▸ Stored data:
Content starts

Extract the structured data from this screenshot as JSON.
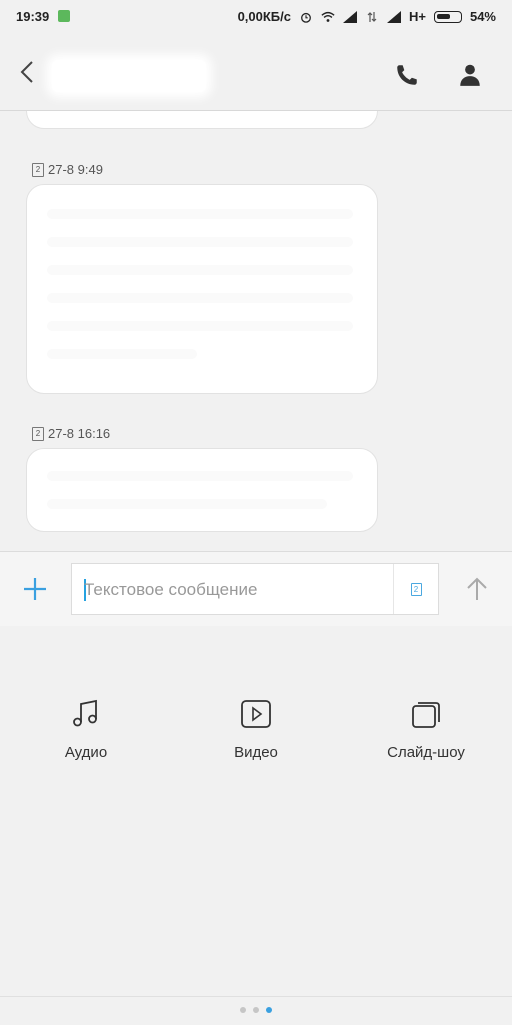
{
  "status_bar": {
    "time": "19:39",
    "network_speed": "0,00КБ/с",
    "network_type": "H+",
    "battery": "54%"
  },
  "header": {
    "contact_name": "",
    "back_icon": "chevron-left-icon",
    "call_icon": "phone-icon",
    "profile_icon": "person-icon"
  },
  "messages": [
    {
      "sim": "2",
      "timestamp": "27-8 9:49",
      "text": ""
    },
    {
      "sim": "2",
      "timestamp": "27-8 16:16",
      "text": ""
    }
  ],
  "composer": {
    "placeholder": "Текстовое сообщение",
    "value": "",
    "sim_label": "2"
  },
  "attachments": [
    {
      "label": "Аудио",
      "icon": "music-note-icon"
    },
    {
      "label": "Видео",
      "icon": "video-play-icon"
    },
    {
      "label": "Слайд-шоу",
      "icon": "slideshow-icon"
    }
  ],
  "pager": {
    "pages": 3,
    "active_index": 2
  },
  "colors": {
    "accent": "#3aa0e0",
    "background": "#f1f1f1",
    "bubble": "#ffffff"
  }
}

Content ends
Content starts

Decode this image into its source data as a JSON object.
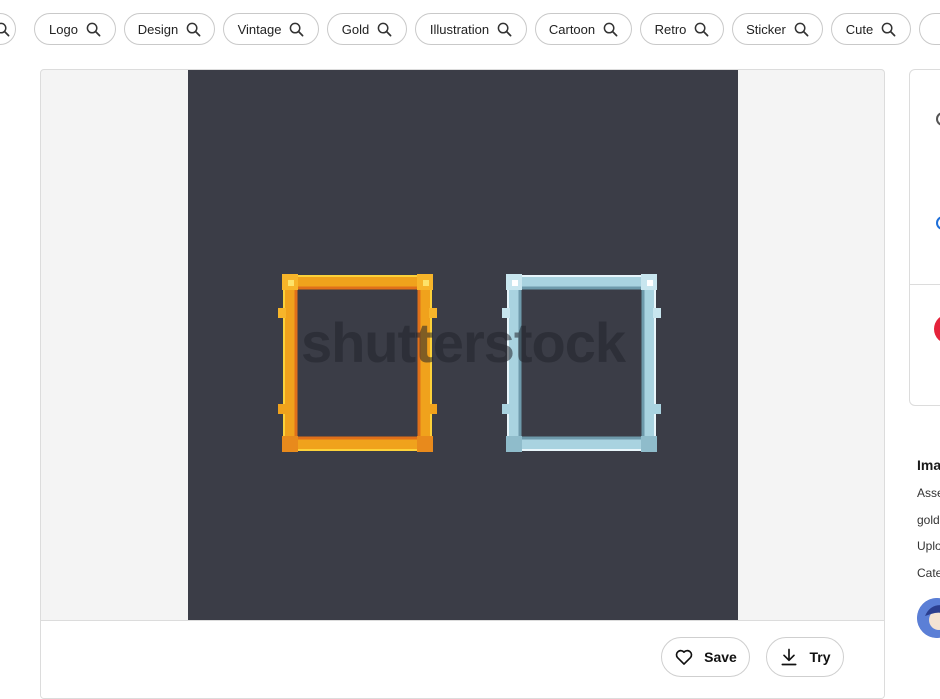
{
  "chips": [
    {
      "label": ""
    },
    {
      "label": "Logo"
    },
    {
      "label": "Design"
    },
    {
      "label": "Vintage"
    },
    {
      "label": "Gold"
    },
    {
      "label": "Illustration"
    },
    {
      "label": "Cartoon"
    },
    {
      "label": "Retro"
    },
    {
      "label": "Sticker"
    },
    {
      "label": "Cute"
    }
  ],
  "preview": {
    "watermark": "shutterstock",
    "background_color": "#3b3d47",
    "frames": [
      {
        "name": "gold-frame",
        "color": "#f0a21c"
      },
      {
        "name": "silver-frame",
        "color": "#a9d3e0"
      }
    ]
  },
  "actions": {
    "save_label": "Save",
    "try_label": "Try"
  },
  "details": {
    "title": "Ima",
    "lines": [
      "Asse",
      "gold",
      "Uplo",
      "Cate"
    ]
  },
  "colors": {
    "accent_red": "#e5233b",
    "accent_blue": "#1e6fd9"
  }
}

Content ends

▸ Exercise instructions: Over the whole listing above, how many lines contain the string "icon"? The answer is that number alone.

▸ Result below: 6